Cast: Alex Sharp, Gillian Anderson, David Strathairn
Director: Ryan Eslinger
85 minutes (12) 2018
Sony DVD Region 2
Review by Steven Hampton
Unfortunately, in today’s America of Trump-led ignorance, and opposition to rationality and intellectual proficiency, any SF drama that begins with a science lesson, particularly one that involves physics or maths, is asking for trouble. Recent changes to traditions in cinema indicate that details like equations are usually off-putting to all but hardcore genre fans. I don’t want to seem elitist, but a movie like UFO calls for viewers willing to accept a certain degree of scientific rigour that simply does not look particularly dramatic unless the savvy importance of it is grasped in relation to the level of understanding by the story’s educated characters.
However, in this case, if you can stick with the ambitious movie's puzzle solving aspects, the emotional pay-off is quite worthwhile, as UFO is a rewarding tale of one young man’s perseverance against overwhelming odds. Derek (Alex Sharp) is a university student who investigates news reports about a flying saucer, and uncovers a government conspiracy. A mystery surrounds the sighting above an airport. Was the object in sky really an extra-terrestrial spacecraft, or just a rogue drone that was, perhaps, under the remote control of potential terrorists?
Critical analysis and perspective views are vital to determine the difference between the UFO’s apparent and actual size, and Derek’s innate curiosity soon becomes an intense obsession, with a determination to find the truth about a suspicious removal of air-traffic data from public records and the source of an official gagging-order to silence airport staff.
Thankfully, in addition to championing the young hero’s quest, Ryan Eslinger’s intriguing movie wisely includes big stars like Gillian Anderson, as a professor, and David Straithern - playing an FBI investigator, to deliver salient points about scientific complexity in their varied but characteristic roles as cynical but nonetheless compassionate supporting roles.

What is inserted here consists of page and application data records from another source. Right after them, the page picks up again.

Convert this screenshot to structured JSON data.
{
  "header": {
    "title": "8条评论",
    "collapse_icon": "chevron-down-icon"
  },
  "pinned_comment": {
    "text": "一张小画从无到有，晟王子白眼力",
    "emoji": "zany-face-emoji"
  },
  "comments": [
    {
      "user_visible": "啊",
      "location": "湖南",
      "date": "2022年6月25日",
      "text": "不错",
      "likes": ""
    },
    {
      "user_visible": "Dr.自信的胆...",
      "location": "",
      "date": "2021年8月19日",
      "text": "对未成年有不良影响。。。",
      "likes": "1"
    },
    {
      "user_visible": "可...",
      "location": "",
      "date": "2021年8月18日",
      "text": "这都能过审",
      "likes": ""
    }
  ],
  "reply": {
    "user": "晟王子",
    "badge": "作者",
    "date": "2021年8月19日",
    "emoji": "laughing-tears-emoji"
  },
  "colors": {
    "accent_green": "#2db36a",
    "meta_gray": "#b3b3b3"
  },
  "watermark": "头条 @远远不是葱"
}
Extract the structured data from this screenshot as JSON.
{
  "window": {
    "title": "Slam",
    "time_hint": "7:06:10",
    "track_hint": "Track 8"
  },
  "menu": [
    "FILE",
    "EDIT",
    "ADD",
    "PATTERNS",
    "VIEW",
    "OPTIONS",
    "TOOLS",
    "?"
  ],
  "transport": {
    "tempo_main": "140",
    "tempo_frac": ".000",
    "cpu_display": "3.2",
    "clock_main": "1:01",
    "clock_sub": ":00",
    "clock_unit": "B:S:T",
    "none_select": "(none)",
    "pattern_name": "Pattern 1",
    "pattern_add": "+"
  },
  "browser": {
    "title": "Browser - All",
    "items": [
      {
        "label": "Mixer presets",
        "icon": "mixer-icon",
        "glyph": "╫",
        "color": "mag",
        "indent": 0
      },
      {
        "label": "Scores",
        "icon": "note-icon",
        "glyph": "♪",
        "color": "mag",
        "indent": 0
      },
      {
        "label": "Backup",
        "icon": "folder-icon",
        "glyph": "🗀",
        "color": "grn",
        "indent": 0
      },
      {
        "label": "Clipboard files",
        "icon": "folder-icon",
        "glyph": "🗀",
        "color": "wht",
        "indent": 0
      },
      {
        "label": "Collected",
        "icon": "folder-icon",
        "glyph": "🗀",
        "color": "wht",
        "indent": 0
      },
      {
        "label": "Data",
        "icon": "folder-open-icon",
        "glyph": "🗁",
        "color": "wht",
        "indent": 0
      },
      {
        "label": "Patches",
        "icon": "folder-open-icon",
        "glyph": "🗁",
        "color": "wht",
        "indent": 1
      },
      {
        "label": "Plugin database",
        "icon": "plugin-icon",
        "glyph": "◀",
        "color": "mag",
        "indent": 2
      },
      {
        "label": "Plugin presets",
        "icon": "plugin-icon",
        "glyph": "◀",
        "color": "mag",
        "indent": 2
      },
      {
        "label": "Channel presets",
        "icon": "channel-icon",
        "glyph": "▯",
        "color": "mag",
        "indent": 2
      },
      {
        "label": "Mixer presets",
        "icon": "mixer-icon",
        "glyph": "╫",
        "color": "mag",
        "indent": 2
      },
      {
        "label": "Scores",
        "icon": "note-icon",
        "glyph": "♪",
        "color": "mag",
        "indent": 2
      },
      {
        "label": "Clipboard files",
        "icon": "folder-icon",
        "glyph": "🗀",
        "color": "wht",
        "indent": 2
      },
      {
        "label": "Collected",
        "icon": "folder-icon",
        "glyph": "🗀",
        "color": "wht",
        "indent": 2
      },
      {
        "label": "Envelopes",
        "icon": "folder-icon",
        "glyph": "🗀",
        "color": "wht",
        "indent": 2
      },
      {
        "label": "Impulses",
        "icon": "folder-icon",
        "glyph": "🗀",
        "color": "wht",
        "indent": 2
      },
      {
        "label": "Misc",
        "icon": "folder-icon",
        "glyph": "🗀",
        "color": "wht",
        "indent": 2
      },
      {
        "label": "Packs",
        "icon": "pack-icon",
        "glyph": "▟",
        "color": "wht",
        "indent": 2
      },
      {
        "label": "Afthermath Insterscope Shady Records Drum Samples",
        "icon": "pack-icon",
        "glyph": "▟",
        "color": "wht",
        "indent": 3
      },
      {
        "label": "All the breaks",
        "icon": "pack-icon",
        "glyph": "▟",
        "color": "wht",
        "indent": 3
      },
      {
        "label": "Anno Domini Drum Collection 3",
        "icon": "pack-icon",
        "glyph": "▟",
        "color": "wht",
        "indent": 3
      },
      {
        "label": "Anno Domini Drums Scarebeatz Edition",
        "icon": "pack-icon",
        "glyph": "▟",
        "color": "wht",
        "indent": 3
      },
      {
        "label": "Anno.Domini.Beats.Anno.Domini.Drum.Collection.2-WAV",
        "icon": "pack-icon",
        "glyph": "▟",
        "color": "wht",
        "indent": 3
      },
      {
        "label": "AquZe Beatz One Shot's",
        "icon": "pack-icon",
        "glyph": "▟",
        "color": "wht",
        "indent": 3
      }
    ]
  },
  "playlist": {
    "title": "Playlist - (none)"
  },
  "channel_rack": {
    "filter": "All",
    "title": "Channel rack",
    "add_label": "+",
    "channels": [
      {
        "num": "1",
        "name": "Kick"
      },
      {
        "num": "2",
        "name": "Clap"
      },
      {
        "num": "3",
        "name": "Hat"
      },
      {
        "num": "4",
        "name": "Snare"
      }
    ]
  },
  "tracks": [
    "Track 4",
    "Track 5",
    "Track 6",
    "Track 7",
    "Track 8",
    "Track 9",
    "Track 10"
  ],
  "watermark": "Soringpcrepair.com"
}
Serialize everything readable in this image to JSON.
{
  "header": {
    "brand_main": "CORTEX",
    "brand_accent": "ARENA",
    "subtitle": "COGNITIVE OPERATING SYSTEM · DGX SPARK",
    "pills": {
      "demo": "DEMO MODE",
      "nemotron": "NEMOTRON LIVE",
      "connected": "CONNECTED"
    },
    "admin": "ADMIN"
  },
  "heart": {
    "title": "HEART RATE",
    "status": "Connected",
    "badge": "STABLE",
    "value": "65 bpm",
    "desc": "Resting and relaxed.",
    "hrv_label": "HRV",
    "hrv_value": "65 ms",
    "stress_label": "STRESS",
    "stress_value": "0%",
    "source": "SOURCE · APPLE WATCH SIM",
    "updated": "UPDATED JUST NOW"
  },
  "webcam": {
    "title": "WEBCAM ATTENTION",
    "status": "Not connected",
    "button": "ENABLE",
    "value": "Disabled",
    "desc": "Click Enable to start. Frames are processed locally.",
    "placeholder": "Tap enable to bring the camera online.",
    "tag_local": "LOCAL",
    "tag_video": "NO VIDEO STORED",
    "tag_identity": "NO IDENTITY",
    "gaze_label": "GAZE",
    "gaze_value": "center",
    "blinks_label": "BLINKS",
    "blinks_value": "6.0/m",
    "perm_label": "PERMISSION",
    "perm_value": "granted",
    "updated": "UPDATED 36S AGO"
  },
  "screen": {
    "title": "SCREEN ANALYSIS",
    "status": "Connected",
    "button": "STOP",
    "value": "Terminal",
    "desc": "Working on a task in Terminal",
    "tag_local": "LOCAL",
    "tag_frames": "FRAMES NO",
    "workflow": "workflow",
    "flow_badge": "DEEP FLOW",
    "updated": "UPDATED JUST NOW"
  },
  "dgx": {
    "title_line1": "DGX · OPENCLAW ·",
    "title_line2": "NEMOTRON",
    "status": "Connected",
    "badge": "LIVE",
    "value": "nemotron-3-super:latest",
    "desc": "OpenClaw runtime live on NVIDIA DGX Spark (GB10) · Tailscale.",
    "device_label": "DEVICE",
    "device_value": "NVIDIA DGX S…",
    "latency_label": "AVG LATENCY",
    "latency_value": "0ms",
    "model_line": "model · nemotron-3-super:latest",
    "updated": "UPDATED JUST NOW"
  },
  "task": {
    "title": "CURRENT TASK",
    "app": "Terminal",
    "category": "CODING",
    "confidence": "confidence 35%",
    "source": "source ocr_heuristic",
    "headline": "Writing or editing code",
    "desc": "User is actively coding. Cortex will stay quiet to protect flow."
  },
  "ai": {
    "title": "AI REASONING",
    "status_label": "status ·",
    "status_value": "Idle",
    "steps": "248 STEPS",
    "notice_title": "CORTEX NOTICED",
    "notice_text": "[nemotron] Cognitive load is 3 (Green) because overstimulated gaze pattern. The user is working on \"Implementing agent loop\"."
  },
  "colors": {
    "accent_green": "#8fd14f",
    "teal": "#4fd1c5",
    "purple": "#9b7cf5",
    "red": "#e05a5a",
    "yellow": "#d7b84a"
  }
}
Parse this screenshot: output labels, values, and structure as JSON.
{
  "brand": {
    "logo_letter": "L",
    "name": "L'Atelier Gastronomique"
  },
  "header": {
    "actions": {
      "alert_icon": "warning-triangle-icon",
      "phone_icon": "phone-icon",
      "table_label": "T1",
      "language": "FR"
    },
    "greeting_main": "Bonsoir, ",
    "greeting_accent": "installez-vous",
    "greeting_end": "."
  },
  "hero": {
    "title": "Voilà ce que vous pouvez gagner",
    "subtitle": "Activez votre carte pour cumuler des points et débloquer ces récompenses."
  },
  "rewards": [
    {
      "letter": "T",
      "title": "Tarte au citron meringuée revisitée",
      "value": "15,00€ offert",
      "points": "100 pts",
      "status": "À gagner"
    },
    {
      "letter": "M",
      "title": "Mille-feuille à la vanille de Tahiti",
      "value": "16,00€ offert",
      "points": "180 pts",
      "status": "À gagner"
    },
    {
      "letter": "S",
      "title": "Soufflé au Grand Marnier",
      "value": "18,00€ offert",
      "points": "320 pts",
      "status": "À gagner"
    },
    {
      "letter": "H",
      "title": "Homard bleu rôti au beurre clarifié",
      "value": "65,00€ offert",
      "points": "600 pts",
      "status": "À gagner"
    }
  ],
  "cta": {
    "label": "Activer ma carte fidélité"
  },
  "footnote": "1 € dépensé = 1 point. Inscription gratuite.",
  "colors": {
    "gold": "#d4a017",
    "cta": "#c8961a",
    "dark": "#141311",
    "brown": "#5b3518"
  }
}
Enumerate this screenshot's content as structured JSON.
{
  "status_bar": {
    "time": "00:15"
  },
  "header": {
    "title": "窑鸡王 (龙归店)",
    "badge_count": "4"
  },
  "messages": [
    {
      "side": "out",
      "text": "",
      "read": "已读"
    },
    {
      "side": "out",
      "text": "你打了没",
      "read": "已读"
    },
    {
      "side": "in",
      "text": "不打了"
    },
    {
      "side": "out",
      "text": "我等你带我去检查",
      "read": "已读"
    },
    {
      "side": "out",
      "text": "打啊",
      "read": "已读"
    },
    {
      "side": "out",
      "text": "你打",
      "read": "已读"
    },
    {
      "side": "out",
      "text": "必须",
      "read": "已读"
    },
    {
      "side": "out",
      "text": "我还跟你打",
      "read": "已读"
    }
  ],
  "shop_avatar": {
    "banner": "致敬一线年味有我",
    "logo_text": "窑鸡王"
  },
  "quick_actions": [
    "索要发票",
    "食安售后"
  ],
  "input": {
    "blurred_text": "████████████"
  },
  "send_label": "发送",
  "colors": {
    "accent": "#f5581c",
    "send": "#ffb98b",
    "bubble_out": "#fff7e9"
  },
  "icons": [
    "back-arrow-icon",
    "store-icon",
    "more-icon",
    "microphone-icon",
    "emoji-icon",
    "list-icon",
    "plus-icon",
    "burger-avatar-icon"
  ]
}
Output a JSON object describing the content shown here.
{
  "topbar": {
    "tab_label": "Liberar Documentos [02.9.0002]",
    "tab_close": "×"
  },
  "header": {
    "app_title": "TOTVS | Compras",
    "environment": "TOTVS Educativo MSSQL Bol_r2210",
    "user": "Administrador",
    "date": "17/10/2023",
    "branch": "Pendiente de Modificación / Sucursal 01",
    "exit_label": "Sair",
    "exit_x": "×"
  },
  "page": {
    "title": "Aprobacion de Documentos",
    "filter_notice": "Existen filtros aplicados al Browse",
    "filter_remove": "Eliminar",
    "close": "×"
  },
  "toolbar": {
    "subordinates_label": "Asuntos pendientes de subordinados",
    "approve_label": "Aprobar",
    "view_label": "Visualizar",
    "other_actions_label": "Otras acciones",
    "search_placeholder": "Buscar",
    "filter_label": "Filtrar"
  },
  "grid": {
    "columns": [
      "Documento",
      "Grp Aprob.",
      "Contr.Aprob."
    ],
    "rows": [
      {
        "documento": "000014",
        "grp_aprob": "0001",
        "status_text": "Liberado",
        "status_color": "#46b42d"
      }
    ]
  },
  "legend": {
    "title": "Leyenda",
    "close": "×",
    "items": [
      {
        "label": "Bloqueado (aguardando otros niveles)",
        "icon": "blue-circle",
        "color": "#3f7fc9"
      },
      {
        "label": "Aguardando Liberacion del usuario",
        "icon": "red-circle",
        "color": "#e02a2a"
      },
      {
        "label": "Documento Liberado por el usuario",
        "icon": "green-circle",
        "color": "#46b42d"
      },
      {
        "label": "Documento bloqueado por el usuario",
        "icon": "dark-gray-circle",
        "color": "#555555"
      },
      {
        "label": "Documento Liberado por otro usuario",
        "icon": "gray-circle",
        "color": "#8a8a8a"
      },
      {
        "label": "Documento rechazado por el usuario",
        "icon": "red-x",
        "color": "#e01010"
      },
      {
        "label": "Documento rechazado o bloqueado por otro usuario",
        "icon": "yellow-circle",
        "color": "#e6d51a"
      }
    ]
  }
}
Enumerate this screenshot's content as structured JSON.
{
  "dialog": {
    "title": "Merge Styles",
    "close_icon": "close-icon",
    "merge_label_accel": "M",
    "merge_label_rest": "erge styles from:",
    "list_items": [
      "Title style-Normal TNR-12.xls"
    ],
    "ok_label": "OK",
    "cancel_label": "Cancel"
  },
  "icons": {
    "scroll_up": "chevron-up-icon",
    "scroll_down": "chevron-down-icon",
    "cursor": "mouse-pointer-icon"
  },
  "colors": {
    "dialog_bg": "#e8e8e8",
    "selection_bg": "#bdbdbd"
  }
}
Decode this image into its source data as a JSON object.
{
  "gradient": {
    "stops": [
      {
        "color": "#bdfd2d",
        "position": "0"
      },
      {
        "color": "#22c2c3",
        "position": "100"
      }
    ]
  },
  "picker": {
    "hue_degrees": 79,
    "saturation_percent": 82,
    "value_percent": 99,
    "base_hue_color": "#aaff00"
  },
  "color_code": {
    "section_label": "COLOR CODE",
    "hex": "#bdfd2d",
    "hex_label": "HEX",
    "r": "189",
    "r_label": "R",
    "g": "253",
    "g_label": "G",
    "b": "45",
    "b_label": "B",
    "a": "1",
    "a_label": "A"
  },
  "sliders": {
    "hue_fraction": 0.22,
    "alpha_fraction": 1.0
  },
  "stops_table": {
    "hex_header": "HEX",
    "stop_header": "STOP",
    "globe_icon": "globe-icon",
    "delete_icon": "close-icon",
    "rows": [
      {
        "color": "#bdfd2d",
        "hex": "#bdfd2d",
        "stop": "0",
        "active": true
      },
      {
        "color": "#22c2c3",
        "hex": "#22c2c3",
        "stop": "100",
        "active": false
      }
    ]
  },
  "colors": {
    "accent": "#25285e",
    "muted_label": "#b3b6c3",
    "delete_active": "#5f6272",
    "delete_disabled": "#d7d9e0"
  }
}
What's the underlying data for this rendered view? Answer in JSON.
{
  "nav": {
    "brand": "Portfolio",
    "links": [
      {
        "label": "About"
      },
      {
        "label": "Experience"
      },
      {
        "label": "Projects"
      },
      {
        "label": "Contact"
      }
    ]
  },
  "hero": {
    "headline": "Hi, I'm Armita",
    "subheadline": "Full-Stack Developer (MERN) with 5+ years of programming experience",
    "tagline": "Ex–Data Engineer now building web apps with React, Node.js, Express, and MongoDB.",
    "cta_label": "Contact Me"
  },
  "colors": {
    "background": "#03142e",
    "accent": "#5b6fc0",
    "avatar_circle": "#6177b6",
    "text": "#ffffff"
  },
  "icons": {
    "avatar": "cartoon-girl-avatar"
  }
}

Derek appears to be a survivor of a close encounter with aliens in his childhood. Now he is clearly suffering a primary fixation with UFOlogy in this adolescent crisis. Inspiration can be a challenge, whether sought after, or not, and Derek’s confrontations with official or academic authorities plays out in a similar fashion to the young upstart in Dark Matter (2007), who disputes conventional thinking about natural science. When obsessive Derek tackles government agents, UFO generates a tangential relevance to earth-shaking teen dramas like WarGames (1983).